> **Problem statement**:
Say how many lines in the entries hold the word "kind", and reply with that number only.

App and web page records
================================
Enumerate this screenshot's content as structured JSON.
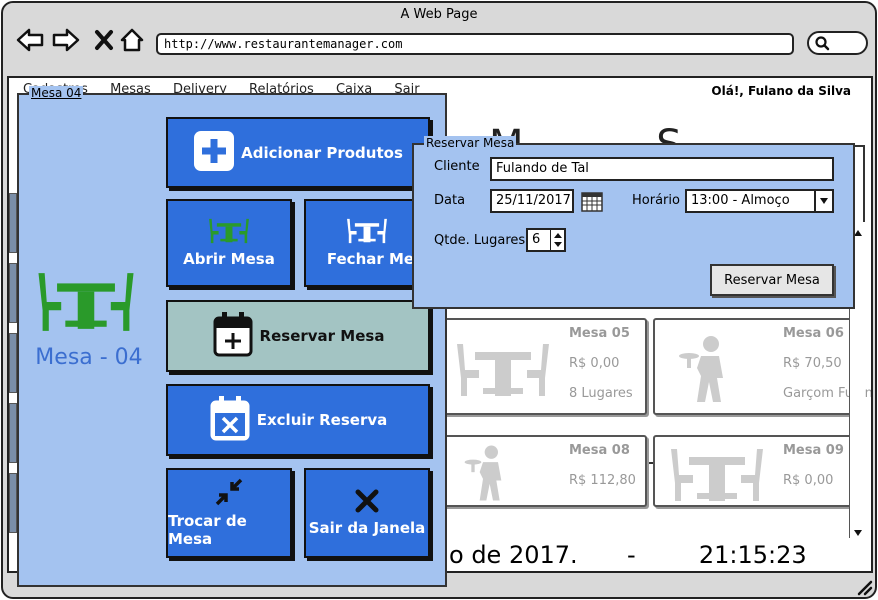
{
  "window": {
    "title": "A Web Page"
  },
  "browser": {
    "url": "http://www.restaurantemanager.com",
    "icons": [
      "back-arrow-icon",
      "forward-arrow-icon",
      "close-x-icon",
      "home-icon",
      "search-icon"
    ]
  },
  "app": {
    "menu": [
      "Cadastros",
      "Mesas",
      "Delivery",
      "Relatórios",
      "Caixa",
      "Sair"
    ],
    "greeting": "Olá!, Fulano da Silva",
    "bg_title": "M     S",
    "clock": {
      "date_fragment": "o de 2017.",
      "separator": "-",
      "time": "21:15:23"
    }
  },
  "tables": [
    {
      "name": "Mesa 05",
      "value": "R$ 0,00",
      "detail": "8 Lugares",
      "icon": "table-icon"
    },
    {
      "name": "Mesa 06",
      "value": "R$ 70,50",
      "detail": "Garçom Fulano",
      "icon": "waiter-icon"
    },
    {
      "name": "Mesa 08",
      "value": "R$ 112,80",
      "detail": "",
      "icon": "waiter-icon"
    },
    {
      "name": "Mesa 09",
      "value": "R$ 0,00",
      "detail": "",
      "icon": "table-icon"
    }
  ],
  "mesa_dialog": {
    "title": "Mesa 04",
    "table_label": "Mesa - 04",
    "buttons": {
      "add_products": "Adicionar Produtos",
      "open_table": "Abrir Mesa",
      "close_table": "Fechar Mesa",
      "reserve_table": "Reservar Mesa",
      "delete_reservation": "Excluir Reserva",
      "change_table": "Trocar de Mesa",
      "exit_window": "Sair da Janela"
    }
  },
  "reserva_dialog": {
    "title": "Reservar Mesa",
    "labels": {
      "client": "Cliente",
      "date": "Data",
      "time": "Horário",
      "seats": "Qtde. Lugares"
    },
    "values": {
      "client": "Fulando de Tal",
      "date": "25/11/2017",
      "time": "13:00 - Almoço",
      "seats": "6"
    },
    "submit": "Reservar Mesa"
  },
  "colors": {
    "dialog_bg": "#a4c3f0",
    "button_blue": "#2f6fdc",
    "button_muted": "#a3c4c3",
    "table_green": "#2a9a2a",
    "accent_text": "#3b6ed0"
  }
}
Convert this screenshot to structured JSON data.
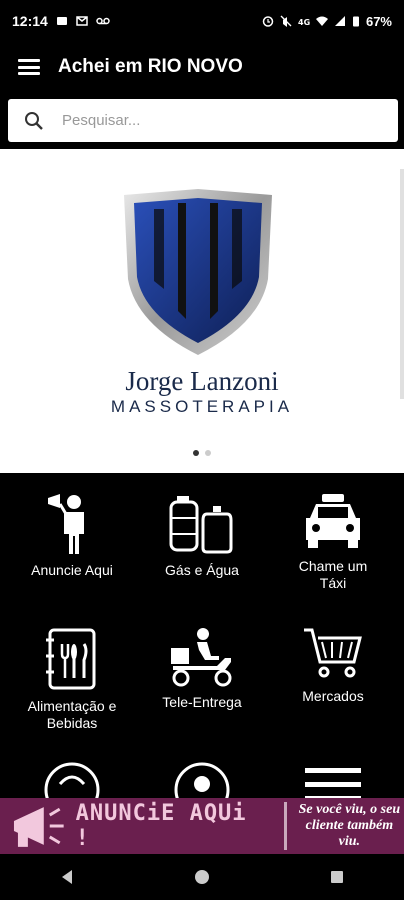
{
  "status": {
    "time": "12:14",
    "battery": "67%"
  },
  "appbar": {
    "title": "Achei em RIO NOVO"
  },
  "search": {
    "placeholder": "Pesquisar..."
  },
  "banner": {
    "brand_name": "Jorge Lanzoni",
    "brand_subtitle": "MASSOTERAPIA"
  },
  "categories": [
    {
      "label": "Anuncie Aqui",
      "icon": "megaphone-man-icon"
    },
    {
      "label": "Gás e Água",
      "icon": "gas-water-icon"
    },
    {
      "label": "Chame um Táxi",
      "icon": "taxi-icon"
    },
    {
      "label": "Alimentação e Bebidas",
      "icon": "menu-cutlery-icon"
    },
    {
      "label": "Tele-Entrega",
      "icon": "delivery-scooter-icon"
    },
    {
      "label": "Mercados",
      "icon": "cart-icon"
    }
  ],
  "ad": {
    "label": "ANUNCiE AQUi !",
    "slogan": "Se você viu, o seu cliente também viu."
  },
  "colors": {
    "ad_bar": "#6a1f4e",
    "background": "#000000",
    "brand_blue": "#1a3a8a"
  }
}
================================
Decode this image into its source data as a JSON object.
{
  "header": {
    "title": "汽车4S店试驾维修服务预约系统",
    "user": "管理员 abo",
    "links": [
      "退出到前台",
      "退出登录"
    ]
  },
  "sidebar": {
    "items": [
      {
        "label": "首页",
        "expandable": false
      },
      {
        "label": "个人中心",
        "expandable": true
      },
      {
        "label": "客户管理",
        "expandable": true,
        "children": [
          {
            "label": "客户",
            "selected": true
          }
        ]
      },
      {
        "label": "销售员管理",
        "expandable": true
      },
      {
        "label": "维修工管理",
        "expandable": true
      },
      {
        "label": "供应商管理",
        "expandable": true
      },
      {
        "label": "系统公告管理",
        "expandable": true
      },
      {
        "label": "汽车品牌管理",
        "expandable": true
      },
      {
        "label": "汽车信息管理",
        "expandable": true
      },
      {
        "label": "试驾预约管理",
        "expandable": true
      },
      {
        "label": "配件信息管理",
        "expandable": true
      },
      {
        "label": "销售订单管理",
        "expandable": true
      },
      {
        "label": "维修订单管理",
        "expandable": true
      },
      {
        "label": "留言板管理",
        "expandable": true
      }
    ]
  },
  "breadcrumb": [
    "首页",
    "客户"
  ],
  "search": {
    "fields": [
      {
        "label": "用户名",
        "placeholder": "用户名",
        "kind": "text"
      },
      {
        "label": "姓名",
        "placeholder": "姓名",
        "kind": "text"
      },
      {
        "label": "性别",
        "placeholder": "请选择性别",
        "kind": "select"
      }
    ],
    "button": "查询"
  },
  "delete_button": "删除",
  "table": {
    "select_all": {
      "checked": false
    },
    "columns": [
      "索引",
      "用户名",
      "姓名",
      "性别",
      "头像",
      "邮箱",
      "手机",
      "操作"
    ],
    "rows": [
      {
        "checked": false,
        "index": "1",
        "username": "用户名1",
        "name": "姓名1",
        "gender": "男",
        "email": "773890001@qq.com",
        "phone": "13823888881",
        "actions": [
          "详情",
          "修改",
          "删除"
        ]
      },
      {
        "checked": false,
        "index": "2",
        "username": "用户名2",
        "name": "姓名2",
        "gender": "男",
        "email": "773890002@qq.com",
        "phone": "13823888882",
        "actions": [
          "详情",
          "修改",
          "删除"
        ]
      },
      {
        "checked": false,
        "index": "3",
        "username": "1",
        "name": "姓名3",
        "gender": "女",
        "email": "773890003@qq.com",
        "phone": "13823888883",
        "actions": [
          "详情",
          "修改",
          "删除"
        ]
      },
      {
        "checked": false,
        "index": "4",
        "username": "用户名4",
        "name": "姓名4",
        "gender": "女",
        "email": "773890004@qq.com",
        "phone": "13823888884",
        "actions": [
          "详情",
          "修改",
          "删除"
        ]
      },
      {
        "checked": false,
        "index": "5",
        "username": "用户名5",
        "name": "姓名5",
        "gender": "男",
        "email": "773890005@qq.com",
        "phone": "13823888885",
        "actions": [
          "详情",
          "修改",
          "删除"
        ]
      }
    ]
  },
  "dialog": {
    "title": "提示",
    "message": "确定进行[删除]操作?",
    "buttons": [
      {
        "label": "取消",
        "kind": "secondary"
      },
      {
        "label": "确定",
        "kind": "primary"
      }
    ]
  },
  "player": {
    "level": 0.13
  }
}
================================
> **Reply**:
5